Home » New HMO could help council ease emergency housing pressures in Caerphilly
Caerphilly Politics South Wales

New HMO could help council ease emergency housing pressures in Caerphilly

48 High Street, Pengam, pictured in June 2021 (Pic: Google)

CAERPHILLY County Borough Council will turn to a HMO to ease the pressure on temporary accommodation waiting lists for people who are facing homelessness.

It is hoped the property in Pengam will be a cheaper alternative to emergency placements at bed and breakfast hotels.

Figures seen by the Local Democracy Reporting Service show the council spent £2 million on temporary accommodation services over the past two years.

An independent councillor has warned those costs are “having a huge impact on council coffers”.

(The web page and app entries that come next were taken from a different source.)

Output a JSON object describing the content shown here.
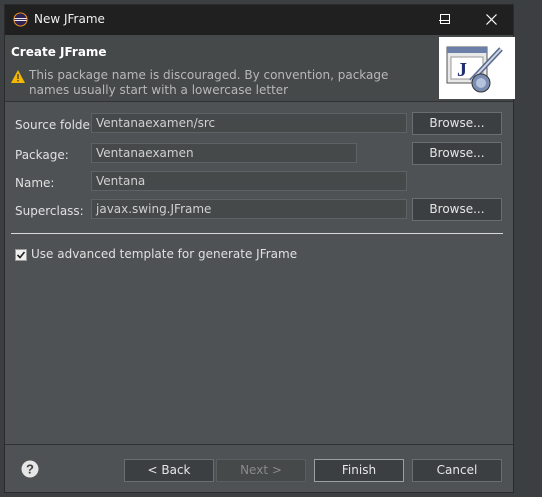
{
  "window": {
    "title": "New JFrame",
    "controls": [
      "minimize-icon",
      "maximize-icon",
      "close-icon"
    ]
  },
  "header": {
    "title": "Create JFrame",
    "message": "This package name is discouraged. By convention, package names usually start with a lowercase letter",
    "wizard_image": "java-file-pen-icon"
  },
  "form": {
    "source_folder": {
      "label": "Source folder:",
      "value": "Ventanaexamen/src",
      "browse": "Browse..."
    },
    "package": {
      "label": "Package:",
      "value": "Ventanaexamen",
      "browse": "Browse..."
    },
    "name": {
      "label": "Name:",
      "value": "Ventana"
    },
    "superclass": {
      "label": "Superclass:",
      "value": "javax.swing.JFrame",
      "browse": "Browse..."
    },
    "advanced_template": {
      "label": "Use advanced template for generate JFrame",
      "checked": true
    }
  },
  "buttons": {
    "back": "< Back",
    "next": "Next >",
    "finish": "Finish",
    "cancel": "Cancel"
  },
  "colors": {
    "dialog_bg": "#4e5254",
    "header_bg": "#45494a",
    "titlebar_bg": "#202020",
    "warning": "#f5b800"
  }
}
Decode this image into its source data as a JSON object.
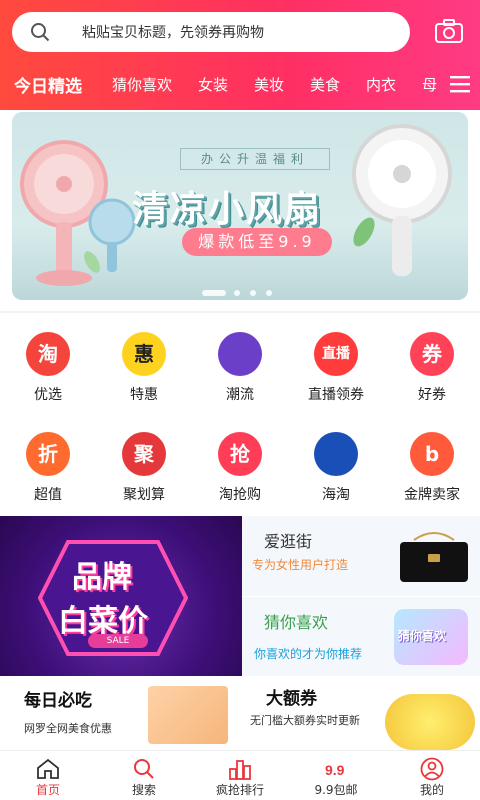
{
  "search": {
    "placeholder": "粘贴宝贝标题，先领券再购物"
  },
  "tabs": [
    "今日精选",
    "猜你喜欢",
    "女装",
    "美妆",
    "美食",
    "内衣",
    "母"
  ],
  "banner": {
    "subtitle": "办公升温福利",
    "title": "清凉小风扇",
    "price_tag": "爆款低至9.9",
    "slides_total": 4,
    "slide_active": 1
  },
  "grid": [
    {
      "label": "优选",
      "icon": "tao-icon",
      "glyph": "淘",
      "color": "#f5443b"
    },
    {
      "label": "特惠",
      "icon": "hui-icon",
      "glyph": "惠",
      "color": "#ffd21f"
    },
    {
      "label": "潮流",
      "icon": "trend-icon",
      "glyph": "",
      "color": "#6b3fc8"
    },
    {
      "label": "直播领券",
      "icon": "live-icon",
      "glyph": "直播",
      "color": "#ff3b3b"
    },
    {
      "label": "好券",
      "icon": "coupon-icon",
      "glyph": "券",
      "color": "#ff4258"
    },
    {
      "label": "超值",
      "icon": "discount-icon",
      "glyph": "折",
      "color": "#ff6a2e"
    },
    {
      "label": "聚划算",
      "icon": "juhuasuan-icon",
      "glyph": "聚",
      "color": "#e5383b"
    },
    {
      "label": "淘抢购",
      "icon": "rush-icon",
      "glyph": "抢",
      "color": "#ff3d57"
    },
    {
      "label": "海淘",
      "icon": "haitao-icon",
      "glyph": "",
      "color": "#1b4fb8"
    },
    {
      "label": "金牌卖家",
      "icon": "gold-seller-icon",
      "glyph": "b",
      "color": "#ff5a3c"
    }
  ],
  "promo": {
    "left_title_1": "品牌",
    "left_title_2": "白菜价",
    "left_badge": "SALE",
    "r1_title": "爱逛街",
    "r1_sub": "专为女性用户打造",
    "r2_title": "猜你喜欢",
    "r2_sub": "你喜欢的才为你推荐",
    "r2_tag": "猜你喜欢"
  },
  "strip": {
    "left_title": "每日必吃",
    "left_sub": "网罗全网美食优惠",
    "right_title": "大额券",
    "right_sub": "无门槛大额券实时更新"
  },
  "nav": [
    {
      "label": "首页",
      "icon": "home-icon",
      "active": true
    },
    {
      "label": "搜索",
      "icon": "search-icon",
      "active": false
    },
    {
      "label": "疯抢排行",
      "icon": "ranking-icon",
      "active": false
    },
    {
      "label": "9.9包邮",
      "icon": "nine-nine-icon",
      "active": false
    },
    {
      "label": "我的",
      "icon": "profile-icon",
      "active": false
    }
  ],
  "colors": {
    "header_start": "#ff4a3d",
    "header_end": "#ff3b84",
    "nav_active": "#e8383d"
  }
}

The plans for a new HMO in Pengam highlight one possible solution to the borough’s emergency housing pressures.

Earlier in May, the council’s planning committee granted permission for the house, in High Street, to be converted into a HMO (house in multiple occupation) for up to four people – despite opposition from some neighbours and a local councillor.

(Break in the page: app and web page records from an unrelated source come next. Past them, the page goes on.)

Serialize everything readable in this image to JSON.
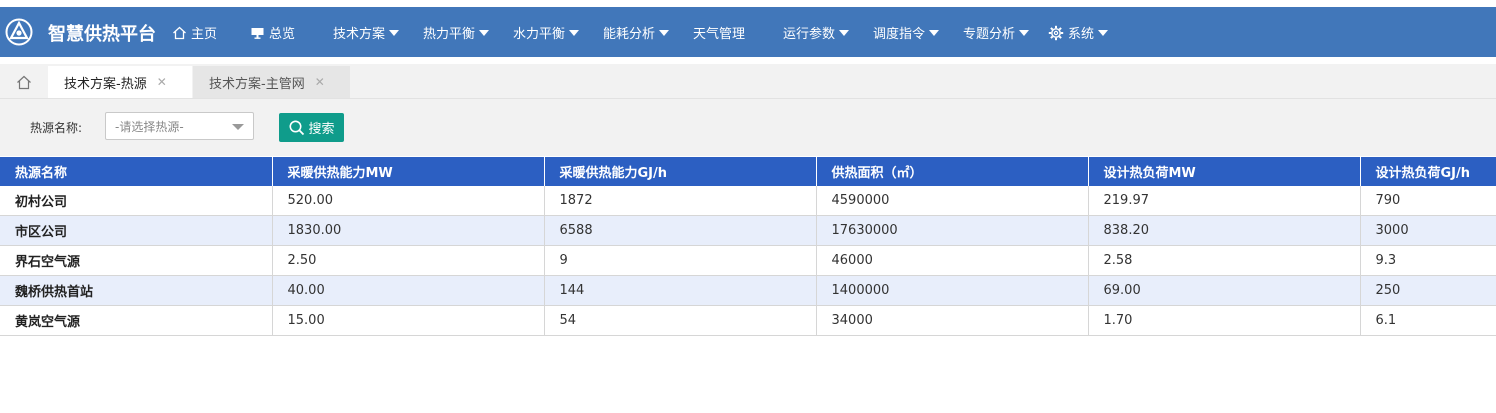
{
  "brand": {
    "title": "智慧供热平台"
  },
  "nav": [
    {
      "label": "主页",
      "icon": "home-icon"
    },
    {
      "label": "总览",
      "icon": "monitor-icon"
    },
    {
      "label": "技术方案",
      "dropdown": true
    },
    {
      "label": "热力平衡",
      "dropdown": true
    },
    {
      "label": "水力平衡",
      "dropdown": true
    },
    {
      "label": "能耗分析",
      "dropdown": true
    },
    {
      "label": "天气管理"
    },
    {
      "label": "运行参数",
      "dropdown": true
    },
    {
      "label": "调度指令",
      "dropdown": true
    },
    {
      "label": "专题分析",
      "dropdown": true
    },
    {
      "label": "系统",
      "icon": "gear-icon",
      "dropdown": true
    }
  ],
  "tabs": [
    {
      "label": "技术方案-热源",
      "active": true
    },
    {
      "label": "技术方案-主管网",
      "active": false
    }
  ],
  "filter": {
    "label": "热源名称:",
    "select_placeholder": "-请选择热源-",
    "search_label": "搜索"
  },
  "table": {
    "columns": [
      "热源名称",
      "采暖供热能力MW",
      "采暖供热能力GJ/h",
      "供热面积（㎡）",
      "设计热负荷MW",
      "设计热负荷GJ/h"
    ],
    "rows": [
      [
        "初村公司",
        "520.00",
        "1872",
        "4590000",
        "219.97",
        "790"
      ],
      [
        "市区公司",
        "1830.00",
        "6588",
        "17630000",
        "838.20",
        "3000"
      ],
      [
        "界石空气源",
        "2.50",
        "9",
        "46000",
        "2.58",
        "9.3"
      ],
      [
        "魏桥供热首站",
        "40.00",
        "144",
        "1400000",
        "69.00",
        "250"
      ],
      [
        "黄岚空气源",
        "15.00",
        "54",
        "34000",
        "1.70",
        "6.1"
      ]
    ]
  },
  "colors": {
    "topbar": "#4177ba",
    "table_header": "#2c5fc2",
    "row_alt": "#e8eefb",
    "search_button": "#0f9c8b"
  }
}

The local authority has defended the move, saying it has a “statutory duty” to accommodate people who find themselves homeless.

“The current national housing crisis has led to increased demand for housing support and has resulted in us using establishments in a variety of locations in the Caerphilly borough to provide temporary accommodation,” a council spokesman said.

The Pengam HMO will be managed by a private landlord “with support provided for those placed at the property”.

The council said it will “work with” the managing company, and its own “temporary accommodation coordinators” will make weekly visits to the HMO.

online casinos UK

Some members of the planning committee were sympathetic to neighbours’ concerns about parking and privacy, and ward councillor Teresa Heron said she feared the property “could be treated as a hostel”.

The agent for the application has sought to reassure locals, telling the committee he wanted a “good relationship” with them and would take steps to prevent any antisocial behaviour at the HMO.

The council spokesman confirmed neighbours would receive the contact details of the property’s owner, and of the authority’s emergency accommodation team, “should there be any queries or concerns”.

The comments during and after the meeting encapsulate the competing interests of local authorities desperate to deal with emergency accommodation waiting lists, and those of residents afraid the fabric of their neighbourhoods could change dramatically.

Nigel Dix, an independent councillor from Blackwood, has previously called for the council to turn more empty homes into social housing, given the £2m outlay on emergency accommodation since 2022.

“The increase in cost is largely due to the length of time people are placed in temporary accommodation rather than the increase in placements,” Cllr Dix said. “The lack of properties that are available to move people into is not only costing money, I know of families that have been in temporary accommodation for months, which is having a huge impact on their mental health and wellbeing.”